Proof.

See Appendix A. ∎

The above lemma provides both expected and high probability bounds for stochastic processes based on a drift condition. It will be used to establish upper bounds of virtual queues , which further leads to expected and high probability constraint performance bounds of our algorithm. For a given stochastic process , it is possible to show the drift condition (12) holds for multiple with different and . In fact, we will show in Lemma 7 that yielded by Algorithm 1 satisfies (12) for any integer by selecting and according to . One-step drift conditions, corresponding to the special case of Lemma 5, have been previously considered in [22, 23]. However, Lemma 5 (with general ) allows us to choose the best in performance analysis such that sublinear regret and constraint violation bounds are possible.

Iii-B Expected Constraint Violation Analysis

Define filtration with and being the -algebra generated by random samples up to round . From the update rule in Algorithm 1, we observe that is a deterministic function of and where is further a deterministic function of , and . By inductions, it is easy to show that and for all where denotes the -algebra generated by random variable . For fixed , since is fully determined by and are i.i.d., we know is independent of . This is formally summarized in the next lemma.

Lemma 6.

If satisfies , then Algorithm 1 guarantees:

(13)
Proof.

Fix and . Since is independent of , which is determined by , it follows that , where (a) follows from the fact that and . ∎

To establish a bound on constraint violations, by Corollary 2, it suffices to derive upper bounds for . In this subsection, we derive upper bounds for by applying the drift lemma (Lemma 5) developed at the beginning of this section.

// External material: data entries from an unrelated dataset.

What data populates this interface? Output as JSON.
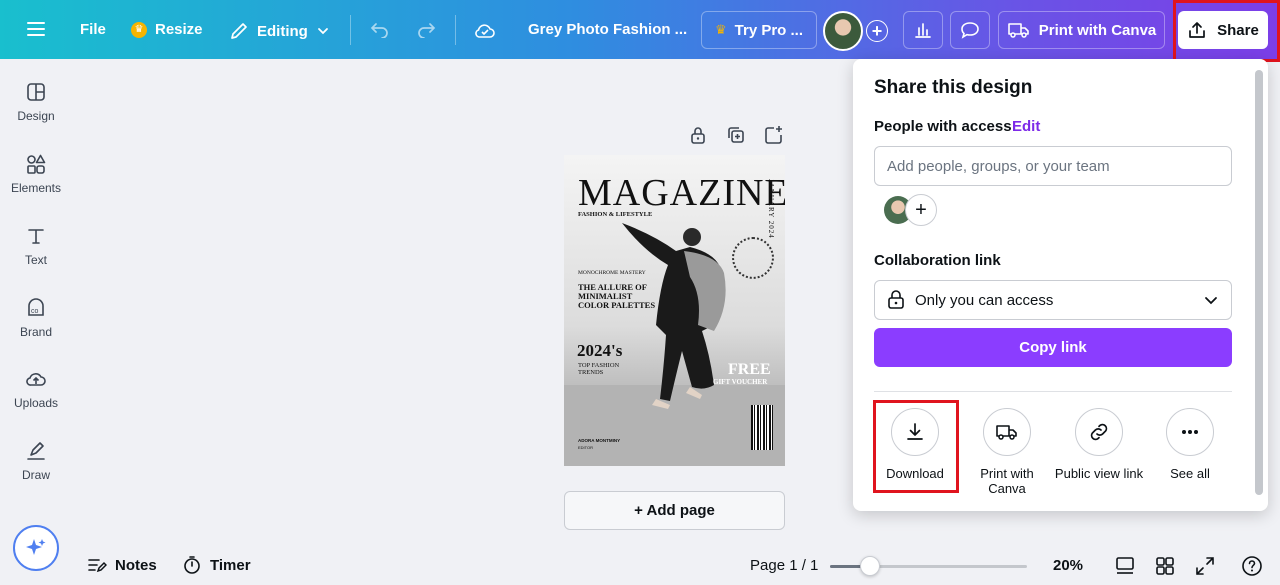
{
  "topbar": {
    "file": "File",
    "resize": "Resize",
    "editing": "Editing",
    "doc_title": "Grey Photo Fashion ...",
    "try_pro": "Try Pro ...",
    "print": "Print with Canva",
    "share": "Share"
  },
  "sidebar": {
    "items": [
      {
        "label": "Design",
        "icon": "design-icon"
      },
      {
        "label": "Elements",
        "icon": "elements-icon"
      },
      {
        "label": "Text",
        "icon": "text-icon"
      },
      {
        "label": "Brand",
        "icon": "brand-icon"
      },
      {
        "label": "Uploads",
        "icon": "uploads-icon"
      },
      {
        "label": "Draw",
        "icon": "draw-icon"
      }
    ]
  },
  "magazine": {
    "title": "MAGAZINE",
    "subtitle": "FASHION & LIFESTYLE",
    "date": "JANUARY 2024",
    "ring": "COLLECTION · COLLECTION ·",
    "kicker": "MONOCHROME MASTERY",
    "headline": "THE ALLURE OF MINIMALIST COLOR PALETTES",
    "year": "2024's",
    "year_sub": "TOP FASHION TRENDS",
    "free": "FREE",
    "free_sub": "GIFT VOUCHER",
    "name": "ADORA MONTMINY",
    "role": "EDITOR"
  },
  "canvas": {
    "add_page": "+ Add page"
  },
  "share_panel": {
    "title": "Share this design",
    "people_label": "People with access",
    "edit": "Edit",
    "input_placeholder": "Add people, groups, or your team",
    "collab_label": "Collaboration link",
    "access_value": "Only you can access",
    "copy_link": "Copy link",
    "options": [
      {
        "label": "Download",
        "icon": "download-icon"
      },
      {
        "label": "Print with Canva",
        "icon": "truck-icon"
      },
      {
        "label": "Public view link",
        "icon": "link-icon"
      },
      {
        "label": "See all",
        "icon": "more-icon"
      }
    ]
  },
  "bottom": {
    "notes": "Notes",
    "timer": "Timer",
    "page": "Page 1 / 1",
    "zoom": "20%",
    "zoom_level": 0.2
  },
  "colors": {
    "accent": "#8b3dff",
    "highlight": "#e0141e",
    "topbar_start": "#19bfce",
    "topbar_end": "#7c3ee8"
  }
}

The next lemma shows that random process satisfies the conditions in Lemma 5.

Lemma 7.

Let be an arbitrary integer. At each round in Algorithm 1, the following holds

where , is the number of constraint functions; and are defined in Assumption 1; and is defined in Assumption 2. (Note that by the definition of .)

Proof.

See Appendix B. ∎

Lemma 7 allows us to apply Lemma 5 to random process and obtain by taking , and , where represents the smallest integer no less than . By Corollary 2, this further implies the expected constraint violation bound as summarized in the next theorem.

Theorem 1 (Expected Constraint Violation Bound).

If and in Algorithm 1, then for all , we have

(14)

where the expectation is taken with respect to all .

Proof.

Define random process and filtration